“I don’t scare easily,” she said. “I am a Clovis native, born and raised in Clovis. My father was a commissioner in 1939, I believe it was. I’m very fond of Clovis and I usually try to go do anything for the best of Clovis.”


Jose A. Griego

Griego, a retired educator with Clovis schools, is running for his first city office. He ran twice unsuccessfully against George Dodge for the New Mexico House of Representatives.

Griego feels District 3 is underlooked when it comes to numerous aspects of city infrastructure and economic development.

“We need to have neighborhood meetings to organize a plan for improvement of District 3,” Griego said. “The city did a town hall meeting last February and it took seven months to put it together. I’m challenging that plan. It doesn’t reflect Clovis when the needs of District 3 aren’t included in that plan. The city needs to look at ways to improve the whole city and not just portions.”


Commission District 4

Thomas W. Martin III

Martin, a local restaurant owner, previously served on the city’s Planning and Zoning and Lodger’s Tax committees, and currently sits on the newly formed Economic Development Review Ad Hoc Committee.

“I felt the desire to serve the community,” he said of his decision to run for the seat.

Martin said he would not have run against an incumbent because he thought they were all doing a good job, but when he heard that former Commissioner Dan Stoddard would not be seeking re-election, he saw an opening.

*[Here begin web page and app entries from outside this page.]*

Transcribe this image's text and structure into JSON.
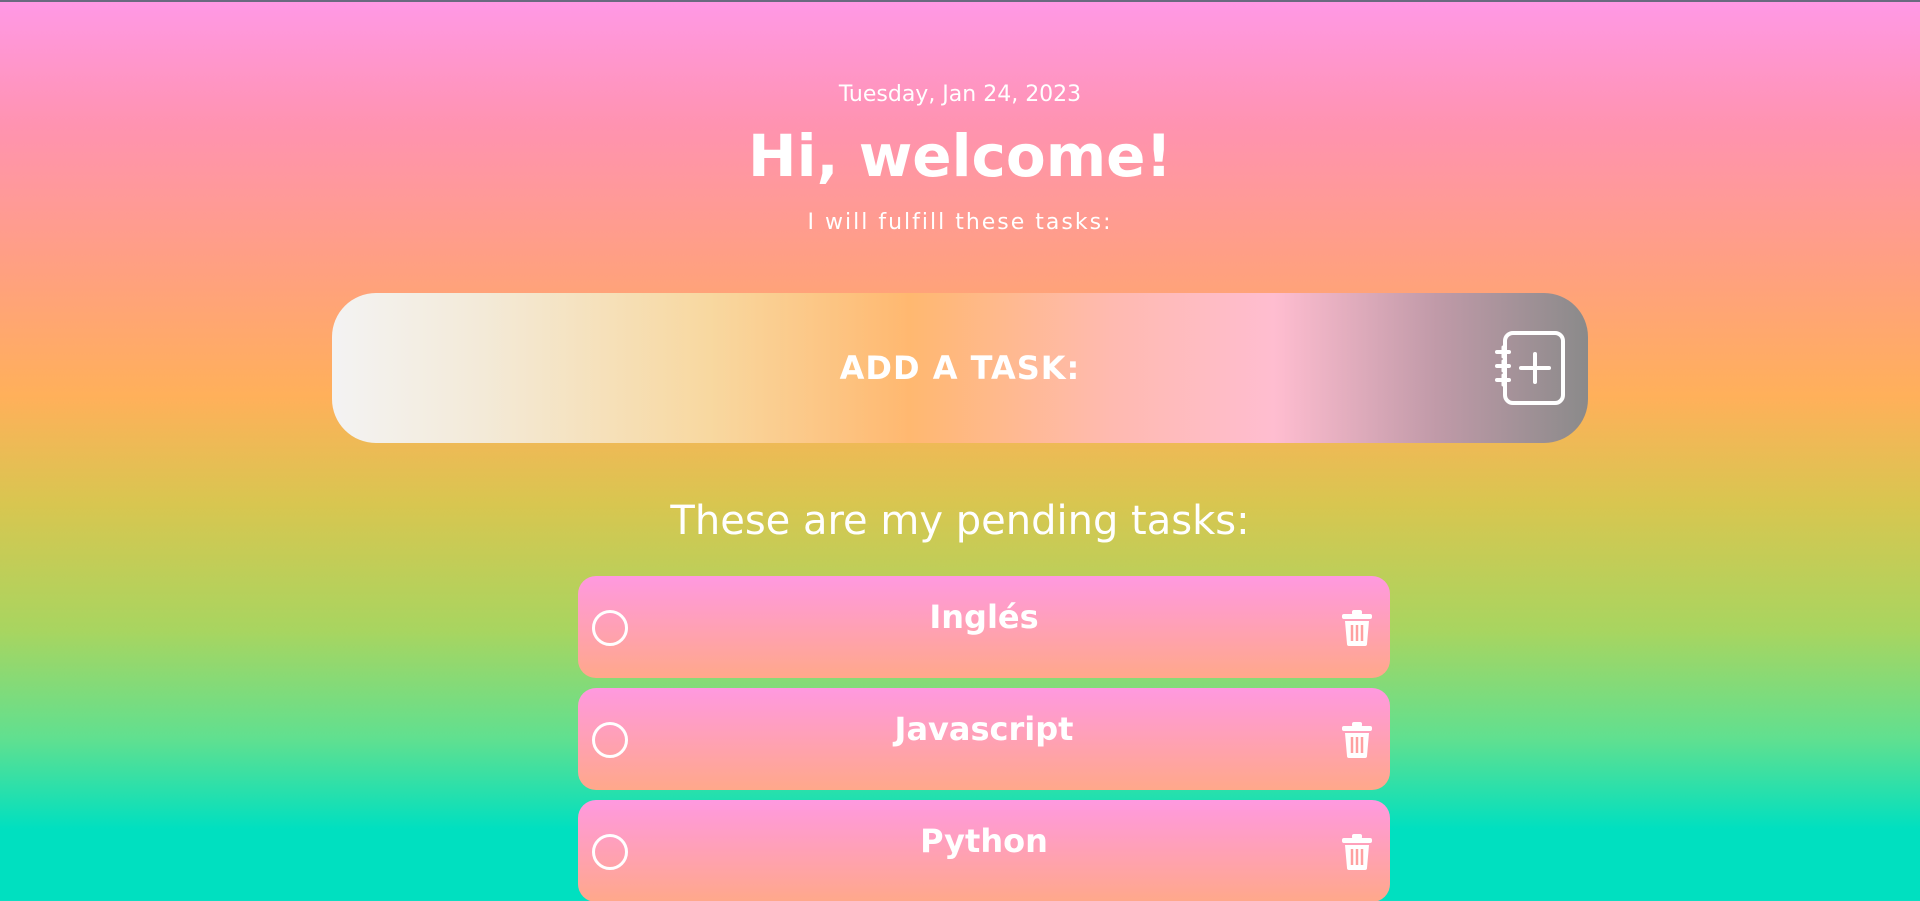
{
  "header": {
    "date": "Tuesday, Jan 24, 2023",
    "title": "Hi, welcome!",
    "subtitle": "I will fulfill these tasks:"
  },
  "add_task": {
    "label": "ADD A TASK:",
    "icon": "add-task-icon"
  },
  "pending": {
    "heading": "These are my pending tasks:",
    "tasks": [
      {
        "label": "Inglés",
        "done": false
      },
      {
        "label": "Javascript",
        "done": false
      },
      {
        "label": "Python",
        "done": false
      }
    ]
  },
  "colors": {
    "text": "#ffffff",
    "task_gradient_top": "#ff99e0",
    "task_gradient_bottom": "#ffa88a"
  }
}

“I would like to see the commission working together for the common good and to focus on Clovis issues,” he said.


Jennifer M. Williams

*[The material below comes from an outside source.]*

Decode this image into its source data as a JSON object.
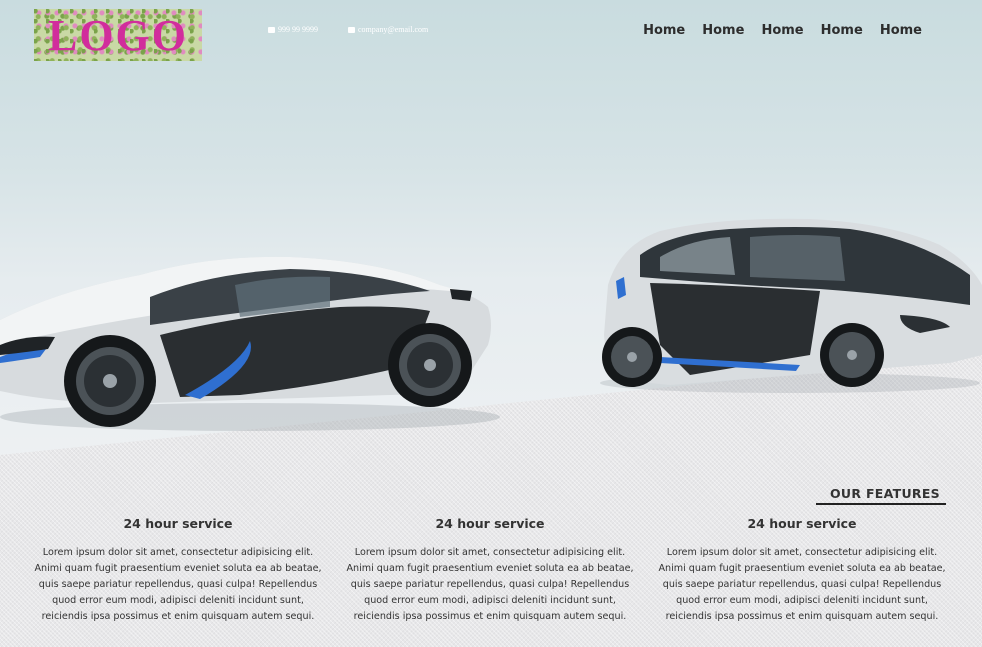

An office manager for her family’s agricultural insurance business, Williams is involved in local philanthropic organizations and church activities.

“I just thought we needed some different representation in our district and I’ve always been interested in it,” she said. “But I thought if you’re going to be interested, you might as well get involved.”

Williams said she sees the city’s biggest priority as getting over the hump of the Beauty Health Science Innovations issue and trying to figure out where things went wrong.

She is also interested in city issues such as water.


Municipal Judge

Jan M. Garrett, incumbent

A former court reporter, Garrett was first elected to the position in 2002 — the same year voters moved the position from part-time to full-time.

Attempts to contact Garrett Tuesday were unsuccessful.


Raymond Mondragon

Mondragon, a former police chief and city manager for Clovis, is currently serving as interim city manager at Santa Rosa as part of his duties with Eastern Plains Council of Governments. He has held numerous board and committee positions, including presidential terms with the Clovis-Curry County Chamber of Commerce and the Curry County United Way. In his lone run for office in 2007, he lost to Charles Guthals by six votes for a position on the Clovis Community College Board of Trustees.

“I had thought about (running for a judge position) a long time ago when I retired as chief,” Mondragon said. “I decided against that because my wife was a judge’s clerk. She retired last year; however, and I decided municipal judge would be a better fit for me because of my knowledge of city ordinances.”

Fast facts

Important municipal election dates to remember:
•  Filing day for write-in candidates is 8 a.m. and 5 p.m Jan. 14 at the city clerk’s office.
•  Absentee voting begins Jan. 28.
•  Early voting begins Feb. 12 at the city clerk’s office during regular business hours.
•  Election day is 7 a.m. to 7 p.m. March 4.